Aim of the exercise =>
Work out how many lines in the listing below include the word "Select". Give nothing but the number.

Records for this exercise =>
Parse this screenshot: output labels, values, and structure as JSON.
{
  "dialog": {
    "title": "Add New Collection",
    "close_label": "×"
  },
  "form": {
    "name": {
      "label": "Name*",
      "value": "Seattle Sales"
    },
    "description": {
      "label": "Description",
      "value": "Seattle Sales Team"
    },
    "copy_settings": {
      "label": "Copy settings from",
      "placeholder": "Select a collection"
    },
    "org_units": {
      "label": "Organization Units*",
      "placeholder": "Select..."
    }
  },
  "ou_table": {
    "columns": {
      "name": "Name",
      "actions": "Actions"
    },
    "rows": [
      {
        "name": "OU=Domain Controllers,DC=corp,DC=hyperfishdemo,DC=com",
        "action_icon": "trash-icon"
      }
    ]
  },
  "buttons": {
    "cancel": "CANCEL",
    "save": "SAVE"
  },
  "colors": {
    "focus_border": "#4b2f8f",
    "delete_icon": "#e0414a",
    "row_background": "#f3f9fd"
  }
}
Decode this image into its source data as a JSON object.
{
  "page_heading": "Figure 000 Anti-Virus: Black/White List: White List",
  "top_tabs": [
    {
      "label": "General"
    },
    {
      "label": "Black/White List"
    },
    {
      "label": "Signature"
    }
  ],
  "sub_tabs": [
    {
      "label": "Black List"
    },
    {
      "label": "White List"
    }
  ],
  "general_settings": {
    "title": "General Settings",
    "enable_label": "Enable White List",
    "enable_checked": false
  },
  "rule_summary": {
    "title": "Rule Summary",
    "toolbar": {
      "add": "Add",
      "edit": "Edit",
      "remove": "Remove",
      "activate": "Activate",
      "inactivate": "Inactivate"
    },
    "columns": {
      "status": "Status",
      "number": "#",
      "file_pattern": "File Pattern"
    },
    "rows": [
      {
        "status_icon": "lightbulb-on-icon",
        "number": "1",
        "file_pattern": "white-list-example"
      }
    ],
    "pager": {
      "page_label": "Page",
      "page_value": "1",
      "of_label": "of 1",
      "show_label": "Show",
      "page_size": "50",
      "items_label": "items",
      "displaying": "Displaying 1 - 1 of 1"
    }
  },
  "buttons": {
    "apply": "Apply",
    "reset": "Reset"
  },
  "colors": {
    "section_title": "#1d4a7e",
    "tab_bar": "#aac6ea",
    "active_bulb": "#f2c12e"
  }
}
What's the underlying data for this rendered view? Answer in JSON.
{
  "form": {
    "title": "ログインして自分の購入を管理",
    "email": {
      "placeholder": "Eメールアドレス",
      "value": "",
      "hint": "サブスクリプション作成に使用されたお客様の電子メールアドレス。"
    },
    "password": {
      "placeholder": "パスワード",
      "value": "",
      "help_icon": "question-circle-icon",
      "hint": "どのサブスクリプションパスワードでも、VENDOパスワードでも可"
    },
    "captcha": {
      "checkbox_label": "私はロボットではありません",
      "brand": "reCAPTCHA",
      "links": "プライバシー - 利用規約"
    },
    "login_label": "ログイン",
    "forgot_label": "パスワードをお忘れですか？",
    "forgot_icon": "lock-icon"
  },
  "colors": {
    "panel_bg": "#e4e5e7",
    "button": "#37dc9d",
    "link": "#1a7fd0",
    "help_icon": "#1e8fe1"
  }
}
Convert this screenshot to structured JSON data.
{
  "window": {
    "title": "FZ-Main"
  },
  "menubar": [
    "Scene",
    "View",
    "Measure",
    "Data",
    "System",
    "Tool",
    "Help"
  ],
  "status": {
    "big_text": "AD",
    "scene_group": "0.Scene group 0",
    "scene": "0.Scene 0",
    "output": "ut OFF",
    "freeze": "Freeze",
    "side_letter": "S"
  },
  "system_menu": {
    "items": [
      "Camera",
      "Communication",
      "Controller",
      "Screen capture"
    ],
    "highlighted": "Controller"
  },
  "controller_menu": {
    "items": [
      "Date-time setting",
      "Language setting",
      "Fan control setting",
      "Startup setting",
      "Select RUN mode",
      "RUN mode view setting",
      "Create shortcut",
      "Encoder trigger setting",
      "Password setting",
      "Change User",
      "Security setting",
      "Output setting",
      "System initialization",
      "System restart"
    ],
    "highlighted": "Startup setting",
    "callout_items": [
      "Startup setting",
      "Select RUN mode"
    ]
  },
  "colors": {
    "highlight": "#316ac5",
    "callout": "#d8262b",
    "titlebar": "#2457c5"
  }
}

Solution to this problem =>
4